Ambitious plan to create 3,000 homes announced in Nunavut
News release does not say how housing project will be funded
An ambitious housing plan for Nunavut was laid out on Tuesday.
Two organizations — the government-operated Nunavut Housing Corporation (NHC) and Inuit-owned NCC Development Limited (NCCD) — announced a plan to make 3,000 homes by 2030.
The signing of the partnership agreement is part of Igluliuqatigiingniq, a name that means building houses together. It's also referred to as the Nunavut 3000 Strategy.
Its goal is to build a variety of housing in all 25 communities. The strategy includes the construction of 300 transitional housing units, 1,400 public housing units, 900 affordable housing units and 400 market homes.
In a joint news release, the organizations said the agreement combines their strengths in delivering more housing for Nunavummiut.
The release said NCCD will deliver up to 2,000 new housing units across the territory. This past spring, the Nunavut government committed to develop at least 1,000 housing units.
"Our organization's mission is to mobilize northern resources to build facilities by and for Nunavummiut," said NCCD chairperson Harry Flaherty in a statement.
The news release does not say how the housing project will be funded. At an announcement in Rankin Inlet on Tuesday, the housing corporation said it will cost about $2.6 billion to build all 3,000 units, and about 35 per cent of that will come from the private sector. The remaining amount will come from the public sector.
The plan is to build 360 of these homes next year.
Housing has been a long-time issue in Nunavut, with about 3,545 households in need of housing as of a 2020 territorial report.
NHC Minister Lorne Kusugak said Tuesday he is "humbled by the swiftness of how this plan came together."
In a statement, he said Nunavut is "committed to being accountable and transparent" to residents when it comes to housing. "Together, with NCCD and the Government of Nunavut, we will fulfill the promise of Nunavut by creating new housing in all communities.
"We're not just building units, we're building homes, we're building security, we're building stability for now and future generations," he said.
In the NHC's 2020-21 annual report, it says construction on 20 public housing units and 12 staff housing units were completed that fiscal year. Several construction projects, including housing, have since been cancelled due to rising costs.

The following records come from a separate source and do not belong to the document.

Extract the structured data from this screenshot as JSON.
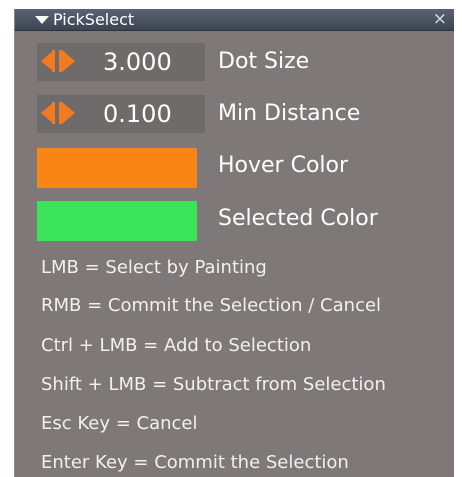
{
  "panel": {
    "title": "PickSelect",
    "close_glyph": "×"
  },
  "params": {
    "dot_size": {
      "value": "3.000",
      "label": "Dot Size"
    },
    "min_distance": {
      "value": "0.100",
      "label": "Min Distance"
    }
  },
  "colors": {
    "hover": {
      "label": "Hover Color",
      "hex": "#f88516"
    },
    "selected": {
      "label": "Selected Color",
      "hex": "#3ae35a"
    }
  },
  "help": [
    "LMB = Select by Painting",
    "RMB = Commit the Selection / Cancel",
    "Ctrl + LMB = Add to Selection",
    "Shift + LMB = Subtract from Selection",
    "Esc Key = Cancel",
    "Enter Key = Commit the Selection"
  ],
  "icons": {
    "collapse": "triangle-down-icon",
    "close": "close-icon",
    "decrement": "arrow-left-icon",
    "increment": "arrow-right-icon"
  }
}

Eiryn Devereaux, the president and CEO of the Nunavut Housing Corporation, said the plan in part is to incentivize the private sector to invest in building affordable homes.

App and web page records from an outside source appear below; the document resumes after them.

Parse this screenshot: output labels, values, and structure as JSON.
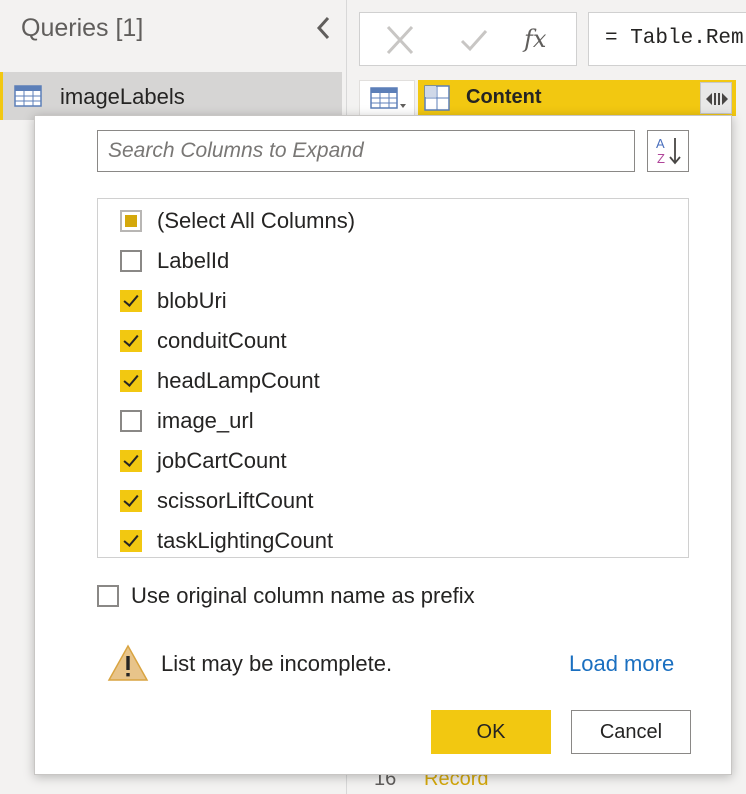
{
  "queries_pane": {
    "title": "Queries [1]",
    "items": [
      {
        "label": "imageLabels",
        "icon": "table-icon"
      }
    ]
  },
  "formula_bar": {
    "formula_text": "= Table.Rem",
    "fx_label": "fx"
  },
  "grid": {
    "column_header": "Content",
    "row_number": "16",
    "row_value": "Record"
  },
  "expand_dialog": {
    "search_placeholder": "Search Columns to Expand",
    "select_all_label": "(Select All Columns)",
    "columns": [
      {
        "label": "LabelId",
        "checked": false
      },
      {
        "label": "blobUri",
        "checked": true
      },
      {
        "label": "conduitCount",
        "checked": true
      },
      {
        "label": "headLampCount",
        "checked": true
      },
      {
        "label": "image_url",
        "checked": false
      },
      {
        "label": "jobCartCount",
        "checked": true
      },
      {
        "label": "scissorLiftCount",
        "checked": true
      },
      {
        "label": "taskLightingCount",
        "checked": true
      }
    ],
    "prefix_label": "Use original column name as prefix",
    "prefix_checked": false,
    "warning_text": "List may be incomplete.",
    "load_more_label": "Load more",
    "ok_label": "OK",
    "cancel_label": "Cancel"
  },
  "colors": {
    "accent": "#f2c811",
    "link": "#1a6fc0"
  }
}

"If the market opportunity is there for them, then they will invest their money," he said.
"We want to figure out how to incentivize partners, private sector [and the] not-for-profit community housing sector to be more involved."

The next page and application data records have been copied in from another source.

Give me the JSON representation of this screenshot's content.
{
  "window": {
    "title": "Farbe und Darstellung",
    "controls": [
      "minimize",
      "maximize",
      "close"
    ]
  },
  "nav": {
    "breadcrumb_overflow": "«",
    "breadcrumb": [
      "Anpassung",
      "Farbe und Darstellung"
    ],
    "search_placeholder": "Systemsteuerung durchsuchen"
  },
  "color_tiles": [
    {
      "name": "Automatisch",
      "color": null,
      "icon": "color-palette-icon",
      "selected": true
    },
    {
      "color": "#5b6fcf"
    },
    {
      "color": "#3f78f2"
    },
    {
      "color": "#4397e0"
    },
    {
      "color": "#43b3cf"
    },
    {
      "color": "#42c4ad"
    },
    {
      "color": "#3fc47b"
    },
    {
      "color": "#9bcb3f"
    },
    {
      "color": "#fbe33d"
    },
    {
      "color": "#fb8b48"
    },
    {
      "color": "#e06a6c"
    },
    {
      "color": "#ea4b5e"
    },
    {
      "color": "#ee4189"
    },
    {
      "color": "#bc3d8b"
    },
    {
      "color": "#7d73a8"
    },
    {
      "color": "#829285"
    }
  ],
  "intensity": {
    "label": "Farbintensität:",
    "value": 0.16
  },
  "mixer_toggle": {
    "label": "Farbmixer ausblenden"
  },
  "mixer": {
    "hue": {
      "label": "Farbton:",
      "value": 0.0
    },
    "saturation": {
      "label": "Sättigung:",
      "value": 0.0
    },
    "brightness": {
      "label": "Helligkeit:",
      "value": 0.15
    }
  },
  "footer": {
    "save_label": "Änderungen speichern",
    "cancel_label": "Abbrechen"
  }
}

The territory also says it spent more than $26 million to deal with mould in public housing since 2016, and it added $7 million to manage mould in its 2022-23 budget.
According to Inuit Tapiriit Kanatami, which represents Inuit across Canada, it will take about $3 billion over the next decade to build and repair existing housing across Inuit Nunangat — which includes Inuit territory in N.W.T., Nunavut, northern Quebec and Newfoundland and Labrador.
With files from Jackie McKay and the Canadian Press